Data extracted from a collection:
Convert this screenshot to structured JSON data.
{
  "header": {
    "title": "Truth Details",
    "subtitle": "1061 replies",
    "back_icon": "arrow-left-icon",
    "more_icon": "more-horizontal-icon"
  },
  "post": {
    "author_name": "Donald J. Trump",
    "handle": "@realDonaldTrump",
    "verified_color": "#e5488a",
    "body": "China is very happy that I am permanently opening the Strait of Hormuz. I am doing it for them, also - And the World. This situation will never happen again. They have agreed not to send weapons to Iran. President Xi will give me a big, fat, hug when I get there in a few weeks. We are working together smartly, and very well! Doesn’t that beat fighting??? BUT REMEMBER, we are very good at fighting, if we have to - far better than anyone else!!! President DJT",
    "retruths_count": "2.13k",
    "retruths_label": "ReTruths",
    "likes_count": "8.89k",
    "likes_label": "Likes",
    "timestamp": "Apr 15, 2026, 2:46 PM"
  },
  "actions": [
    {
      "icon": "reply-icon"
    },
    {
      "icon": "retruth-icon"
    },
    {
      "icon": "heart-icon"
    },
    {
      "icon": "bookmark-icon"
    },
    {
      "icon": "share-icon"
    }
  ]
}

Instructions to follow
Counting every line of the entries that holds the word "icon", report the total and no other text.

Output for this task
7